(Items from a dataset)
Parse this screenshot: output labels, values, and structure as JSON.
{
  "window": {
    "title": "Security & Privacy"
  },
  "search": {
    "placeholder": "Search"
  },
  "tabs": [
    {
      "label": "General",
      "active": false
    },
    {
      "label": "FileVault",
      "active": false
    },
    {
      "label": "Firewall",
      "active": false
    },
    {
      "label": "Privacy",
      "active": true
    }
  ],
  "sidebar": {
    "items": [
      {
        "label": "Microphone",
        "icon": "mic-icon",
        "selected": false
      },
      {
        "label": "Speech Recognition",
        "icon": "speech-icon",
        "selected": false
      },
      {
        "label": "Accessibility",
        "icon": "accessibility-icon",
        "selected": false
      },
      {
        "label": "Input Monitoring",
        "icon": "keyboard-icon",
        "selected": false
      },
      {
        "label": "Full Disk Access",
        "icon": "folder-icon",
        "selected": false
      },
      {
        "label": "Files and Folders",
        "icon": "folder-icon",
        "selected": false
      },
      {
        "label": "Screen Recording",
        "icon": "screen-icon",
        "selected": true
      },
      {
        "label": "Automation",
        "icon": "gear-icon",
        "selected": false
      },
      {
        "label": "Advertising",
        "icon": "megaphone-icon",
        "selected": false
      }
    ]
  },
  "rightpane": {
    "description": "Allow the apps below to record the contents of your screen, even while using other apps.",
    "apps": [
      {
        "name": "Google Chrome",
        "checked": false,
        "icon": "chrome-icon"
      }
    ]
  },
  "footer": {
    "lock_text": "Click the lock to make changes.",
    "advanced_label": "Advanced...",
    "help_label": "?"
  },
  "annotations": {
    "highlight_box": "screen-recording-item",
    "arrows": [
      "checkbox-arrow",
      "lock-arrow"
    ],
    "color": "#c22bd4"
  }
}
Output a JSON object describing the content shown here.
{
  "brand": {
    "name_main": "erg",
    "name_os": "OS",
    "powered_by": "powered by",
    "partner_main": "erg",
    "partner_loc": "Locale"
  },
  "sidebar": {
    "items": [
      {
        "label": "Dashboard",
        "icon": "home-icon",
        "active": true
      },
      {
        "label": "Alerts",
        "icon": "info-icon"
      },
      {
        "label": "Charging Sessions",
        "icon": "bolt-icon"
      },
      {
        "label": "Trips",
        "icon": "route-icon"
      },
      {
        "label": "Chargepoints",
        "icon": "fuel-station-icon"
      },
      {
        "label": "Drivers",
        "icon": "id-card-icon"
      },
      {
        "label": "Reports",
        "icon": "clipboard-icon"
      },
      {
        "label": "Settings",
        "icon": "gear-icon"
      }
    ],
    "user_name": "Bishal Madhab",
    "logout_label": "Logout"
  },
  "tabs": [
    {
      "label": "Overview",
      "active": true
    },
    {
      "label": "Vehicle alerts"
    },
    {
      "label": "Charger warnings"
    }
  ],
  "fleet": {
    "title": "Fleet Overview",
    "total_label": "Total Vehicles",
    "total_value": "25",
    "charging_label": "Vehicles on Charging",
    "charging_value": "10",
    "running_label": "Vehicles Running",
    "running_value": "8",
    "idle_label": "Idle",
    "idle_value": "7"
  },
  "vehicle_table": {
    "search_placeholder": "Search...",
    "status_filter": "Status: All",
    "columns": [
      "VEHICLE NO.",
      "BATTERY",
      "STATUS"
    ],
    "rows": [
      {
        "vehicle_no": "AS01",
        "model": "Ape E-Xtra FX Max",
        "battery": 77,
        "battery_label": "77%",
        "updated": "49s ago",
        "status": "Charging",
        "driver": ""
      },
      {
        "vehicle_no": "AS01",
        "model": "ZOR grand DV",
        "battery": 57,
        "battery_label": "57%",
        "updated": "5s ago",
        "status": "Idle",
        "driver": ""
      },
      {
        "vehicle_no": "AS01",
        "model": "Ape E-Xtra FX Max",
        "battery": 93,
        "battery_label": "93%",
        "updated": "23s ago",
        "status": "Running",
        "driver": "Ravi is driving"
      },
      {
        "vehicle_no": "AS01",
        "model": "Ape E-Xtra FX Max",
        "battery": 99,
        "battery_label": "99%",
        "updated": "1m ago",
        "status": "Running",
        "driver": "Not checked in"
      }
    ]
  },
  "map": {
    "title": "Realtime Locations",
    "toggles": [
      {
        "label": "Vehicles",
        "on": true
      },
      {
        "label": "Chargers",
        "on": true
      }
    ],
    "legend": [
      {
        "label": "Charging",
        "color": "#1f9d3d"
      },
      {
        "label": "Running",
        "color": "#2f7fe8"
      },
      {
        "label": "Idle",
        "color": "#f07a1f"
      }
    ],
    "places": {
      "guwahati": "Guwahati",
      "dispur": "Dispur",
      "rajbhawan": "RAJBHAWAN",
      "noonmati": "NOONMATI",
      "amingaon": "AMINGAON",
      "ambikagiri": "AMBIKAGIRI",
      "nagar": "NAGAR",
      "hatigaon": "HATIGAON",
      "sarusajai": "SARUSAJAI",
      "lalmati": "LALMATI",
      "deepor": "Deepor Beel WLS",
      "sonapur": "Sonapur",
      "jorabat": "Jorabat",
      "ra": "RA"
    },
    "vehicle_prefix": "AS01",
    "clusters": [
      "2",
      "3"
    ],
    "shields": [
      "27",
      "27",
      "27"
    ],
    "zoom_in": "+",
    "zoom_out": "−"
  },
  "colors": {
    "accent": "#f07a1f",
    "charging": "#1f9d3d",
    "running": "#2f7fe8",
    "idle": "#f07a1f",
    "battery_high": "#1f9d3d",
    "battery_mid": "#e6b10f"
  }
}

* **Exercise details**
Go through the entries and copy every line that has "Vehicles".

* **Reply to the exercise**
    "total_label": "Total Vehicles",
    "charging_label": "Vehicles on Charging",
    "running_label": "Vehicles Running",
        "label": "Vehicles",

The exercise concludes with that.